Is Mexico the 15th largest economy?

Is Mexico the 15th largest economy?

Mexico is considered as the 15th largest economy in the world, while leading exporter in the Latin America. It has a Gross Domestic Product (GDP) of $1,269 billion, with a nominal GDP of $9,946.

What is the 15th largest economy in the world?

New data shows that today Florida, if it were an independent country, would be the 15th largest economy in the world. Florida overtook Indonesia and Mexico’s economies during the past year.

Is Mexico the 11th largest economy?

The economy of Mexico is a developing market economy. It is the 15th largest in the world in nominal GDP terms and the 12th largest by purchasing power parity, according to the International Monetary Fund.

Is Mexico the 9th largest economy?

Mexico has the ninth-largest economy in the world. Its main industries are food and beverages, tobacco, chemicals, iron and steel, petroleum, clothing, motor vehicles, consumer durables, and tourism.

What is the ranking of Mexico?

Mexico is 71st in the overall Prosperity Index rankings. Since 2011, Mexico has moved down the rankings table by 9 places.

How big is Mexico’s economy?

Mexico’s GDP was $1.27 trillion in 2019, making it the 15th largest economy in the world. 

What has changed in Mexico’s economy since the 1994 crisis?

Since the 1994 crisis, administrations have improved the country’s macroeconomic fundamentals. Mexico was not significantly influenced by the 2002 South American crisis, and maintained positive, although low, rates of growth after a brief period of stagnation in 2001.

What is the GDP of Mexico in PPP?
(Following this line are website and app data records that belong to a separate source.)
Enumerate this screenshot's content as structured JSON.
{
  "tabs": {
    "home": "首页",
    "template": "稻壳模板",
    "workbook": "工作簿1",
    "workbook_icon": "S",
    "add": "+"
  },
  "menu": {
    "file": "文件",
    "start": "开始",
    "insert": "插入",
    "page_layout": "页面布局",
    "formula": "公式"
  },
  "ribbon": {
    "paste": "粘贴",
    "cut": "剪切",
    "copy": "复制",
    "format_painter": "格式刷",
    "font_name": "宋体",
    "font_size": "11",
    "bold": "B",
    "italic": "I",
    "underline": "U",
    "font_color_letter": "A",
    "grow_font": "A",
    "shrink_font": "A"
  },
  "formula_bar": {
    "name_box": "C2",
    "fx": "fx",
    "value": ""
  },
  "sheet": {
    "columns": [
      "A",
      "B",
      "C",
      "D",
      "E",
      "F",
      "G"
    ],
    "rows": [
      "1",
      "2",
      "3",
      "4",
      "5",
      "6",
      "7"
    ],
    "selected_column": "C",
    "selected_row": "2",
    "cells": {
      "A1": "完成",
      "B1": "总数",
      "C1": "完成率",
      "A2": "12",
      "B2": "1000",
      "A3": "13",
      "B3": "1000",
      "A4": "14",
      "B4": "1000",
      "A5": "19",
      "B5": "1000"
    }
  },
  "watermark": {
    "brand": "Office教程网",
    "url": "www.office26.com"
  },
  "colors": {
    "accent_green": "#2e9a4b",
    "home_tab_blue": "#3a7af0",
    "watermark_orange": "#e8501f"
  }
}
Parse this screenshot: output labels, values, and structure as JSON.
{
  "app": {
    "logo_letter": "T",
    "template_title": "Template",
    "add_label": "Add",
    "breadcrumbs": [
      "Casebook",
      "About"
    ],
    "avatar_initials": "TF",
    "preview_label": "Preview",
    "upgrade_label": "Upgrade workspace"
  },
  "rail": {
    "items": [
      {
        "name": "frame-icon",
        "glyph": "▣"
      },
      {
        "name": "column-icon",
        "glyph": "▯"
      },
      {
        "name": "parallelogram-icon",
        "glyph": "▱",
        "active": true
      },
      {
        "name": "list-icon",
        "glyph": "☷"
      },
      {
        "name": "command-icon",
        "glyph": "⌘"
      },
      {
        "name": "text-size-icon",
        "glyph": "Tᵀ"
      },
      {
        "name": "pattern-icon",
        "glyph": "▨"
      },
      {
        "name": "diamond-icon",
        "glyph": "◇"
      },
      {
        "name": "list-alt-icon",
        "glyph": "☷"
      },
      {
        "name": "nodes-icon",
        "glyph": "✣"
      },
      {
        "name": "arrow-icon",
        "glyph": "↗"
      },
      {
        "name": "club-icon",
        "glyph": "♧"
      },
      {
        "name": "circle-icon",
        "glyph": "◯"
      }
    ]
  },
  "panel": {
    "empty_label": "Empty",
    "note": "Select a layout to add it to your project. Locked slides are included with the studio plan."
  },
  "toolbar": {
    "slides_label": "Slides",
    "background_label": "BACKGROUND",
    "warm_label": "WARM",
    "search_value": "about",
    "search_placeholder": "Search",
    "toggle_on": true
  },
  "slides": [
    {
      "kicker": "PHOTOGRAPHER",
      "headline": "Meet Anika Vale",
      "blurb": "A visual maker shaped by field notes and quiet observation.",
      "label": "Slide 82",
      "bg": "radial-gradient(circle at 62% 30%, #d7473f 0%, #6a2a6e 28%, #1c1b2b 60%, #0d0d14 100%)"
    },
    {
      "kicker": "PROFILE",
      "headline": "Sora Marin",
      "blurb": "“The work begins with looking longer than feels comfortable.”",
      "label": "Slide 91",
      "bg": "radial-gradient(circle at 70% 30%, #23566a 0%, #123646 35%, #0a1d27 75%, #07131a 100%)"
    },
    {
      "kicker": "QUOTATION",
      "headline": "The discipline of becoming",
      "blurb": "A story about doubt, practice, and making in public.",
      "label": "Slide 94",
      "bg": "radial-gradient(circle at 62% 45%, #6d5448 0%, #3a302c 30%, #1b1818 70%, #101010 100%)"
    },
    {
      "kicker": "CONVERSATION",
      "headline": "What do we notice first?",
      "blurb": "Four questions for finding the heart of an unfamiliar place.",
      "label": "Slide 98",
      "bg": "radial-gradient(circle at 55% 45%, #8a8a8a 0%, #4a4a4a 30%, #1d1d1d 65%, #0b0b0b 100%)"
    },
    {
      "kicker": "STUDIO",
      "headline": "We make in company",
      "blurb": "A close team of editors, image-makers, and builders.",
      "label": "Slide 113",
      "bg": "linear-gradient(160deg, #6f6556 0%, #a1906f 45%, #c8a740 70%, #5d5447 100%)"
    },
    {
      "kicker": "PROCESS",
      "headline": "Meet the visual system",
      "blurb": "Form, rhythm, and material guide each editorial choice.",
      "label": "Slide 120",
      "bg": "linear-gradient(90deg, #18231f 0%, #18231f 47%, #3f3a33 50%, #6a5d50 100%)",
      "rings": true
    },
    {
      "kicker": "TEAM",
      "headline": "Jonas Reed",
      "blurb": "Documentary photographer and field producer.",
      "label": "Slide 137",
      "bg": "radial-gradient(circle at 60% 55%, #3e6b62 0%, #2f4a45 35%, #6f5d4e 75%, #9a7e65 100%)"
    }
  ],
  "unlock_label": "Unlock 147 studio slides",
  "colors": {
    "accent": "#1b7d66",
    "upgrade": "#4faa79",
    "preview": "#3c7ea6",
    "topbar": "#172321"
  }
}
GDP (PPP): $2.45 trillion. Mexico, the second largest economy in Latin America is the fifteenth largest economy in the world with a GDP (nominal) of $1.15 trillion while its GDP in terms of PPP is $2.45 trillion. The same is expected to touch $1.58 trillion and $3.26 trillion respectively by 2023.

What is Mexico’s economic freedom?

Mexico’s economic freedom score is 64.7, making its economy the 66th freest in the 2019 Index. Its overall score has decreased by 0.1 point, with declines in judicial effectiveness, trade freedom, monetary freedom, and labor freedom overwhelming a significantly higher score for fiscal health.